All of this week's top headlines to your email every Friday.


 
 

 

Spy plane outlasts Cold War, but not defense cuts

The U-2 spy plane outlasted the Cold War, outlived its successor and proved crucial a half-century ago when two superpowers were on the brink of nuclear war. But defense cuts now threaten to knock the high-flying reconnaissance aircraft out of the sky. The Air Force wants to gradually retire the fleet of 32 “Dragon Lady”...
 
 

Altus, McConnell AFBs selected to receive KC-46A Pegasus aircraft

Air Force officials announced April 23, that Altus Air Force Base, Okla., is the Air Forces KC-46A Pegasus formal training unit and McConnell AFB, Kansas, is the first active duty-led Pegasus main operating base. The KC-46A Pegasus aerial tanker remains one of our top three acquisition priorities, said Secretary of the Air Force Deborah Lee...
 
 
Navy photograph

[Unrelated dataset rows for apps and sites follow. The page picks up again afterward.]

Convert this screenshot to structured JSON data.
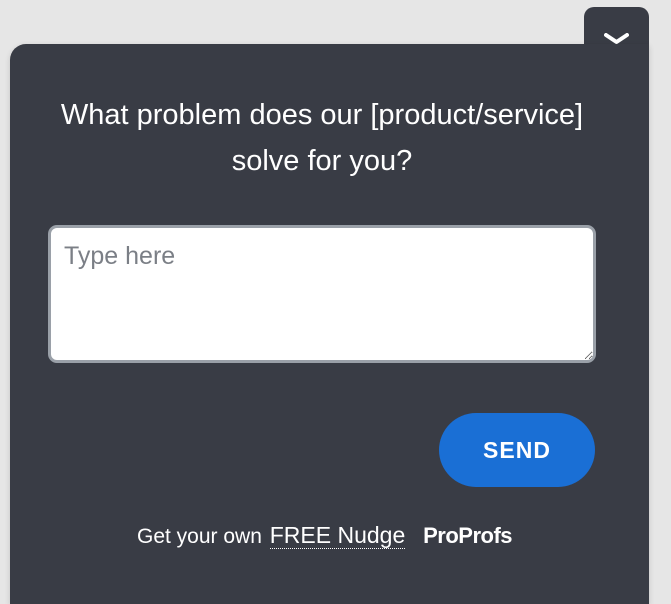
{
  "widget": {
    "question": "What problem does our [product/service] solve for you?",
    "answer_placeholder": "Type here",
    "answer_value": "",
    "send_label": "SEND",
    "collapse_icon": "chevron-down-icon"
  },
  "footer": {
    "prefix": "Get your own",
    "link_label": "FREE Nudge",
    "brand": "ProProfs"
  },
  "colors": {
    "page_background": "#e6e6e6",
    "panel_background": "#393c45",
    "send_button": "#1a6fd5",
    "text": "#ffffff"
  }
}
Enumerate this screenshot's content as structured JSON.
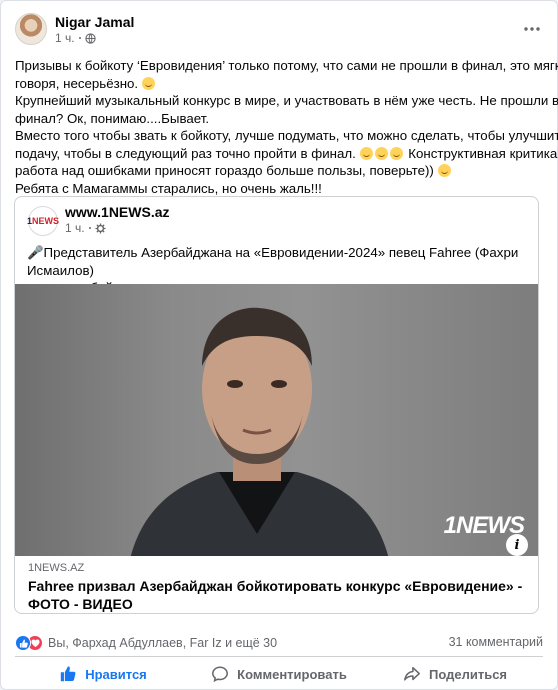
{
  "post": {
    "author": "Nigar Jamal",
    "time": "1 ч.",
    "text_lines": [
      "Призывы к бойкоту ‘Евровидения’ только потому, что сами не прошли в финал, это мягко",
      "говоря, несерьёзно.",
      "Крупнейший музыкальный конкурс в мире, и участвовать в нём уже честь. Не прошли в",
      "финал? Ок, понимаю....Бывает.",
      "Вместо того чтобы звать к бойкоту, лучше подумать, что можно сделать, чтобы улучшить",
      "подачу, чтобы в следующий раз точно пройти в финал.",
      "Конструктивная критика и",
      "работа над ошибками приносят гораздо больше пользы, поверьте))",
      " Ребята с Мамагаммы старались, но очень жаль!!!"
    ]
  },
  "shared": {
    "logo_text_1": "1",
    "logo_text_2": "NEWS",
    "source": "www.1NEWS.az",
    "time": "1 ч.",
    "text_line1": "🎤Представитель Азербайджана на «Евровидении-2024» певец Fahree (Фахри Исмаилов)",
    "text_line2": "призвал к бойкоту международного конкурса в следующие годы.",
    "watermark": "1NEWS",
    "info": "i",
    "link_domain": "1NEWS.AZ",
    "link_title": "Fahree призвал Азербайджан бойкотировать конкурс «Евровидение» - ФОТО - ВИДЕО"
  },
  "footer": {
    "reactors": "Вы, Фархад Абдуллаев, Far Iz и ещё 30",
    "comments": "31 комментарий",
    "like_label": "Нравится",
    "comment_label": "Комментировать",
    "share_label": "Поделиться"
  },
  "colors": {
    "accent": "#1877f2",
    "love": "#f33e58",
    "secondary_text": "#65676b"
  }
}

It is easy being green Green Hornet team strikes, wins environmental excellence award

Navy photograph The Green Hornet flies over Naval Air Station Patuxent River April 22, 2010. On Earth Day 2010, the Super Hornet became the first Navy aircraft to demonstrate alternative fuel capability using a 50/50 blend of c...
 

 
Army photograph

Fifth generation Army tank cartridge reports loudly for duty

Army photograph A new tank cartridge was recently tested at Aberdeen Proving Ground, Md. Pictured here are: (from left) Kent Evans, TRADOC Capability Manager – Armored Brigade Combat Team; Kevin Mulligan, Armament Researc...
 
 

Acquisition community works to improve tradecraft

Everything the defense acquisition community is doing now is being done to improve its tradecraft, Katrina G. McFarland, the assistant secretary of defense for acquisition said April 16. McFarland made the comments at the National Defense Industrial Associations National Logistics Forum. Improving tradecraft is something DOD would want to do in the best of times,...
 
 
B1a

B-1B software upgrade to ensure future warfighting capabilities

Air Force photograph by Ethan Wagner An Edwards B-1B Lancer takes off on April 1, 2014, to begin testing its new Sustainment Block 16A software upgrades. The SB 16A software will work in conjunction with the long-range bomberí...
 




0 Comments


Be the first to comment!


Leave a Reply

Your email address will not be published. Required fields are marked *

You may use these HTML tags and attributes: <a href="" title=""> <abbr title=""> <acronym title=""> <b> <blockquote cite=""> <cite> <code> <del datetime=""> <em> <i> <q cite=""> <strike> <strong>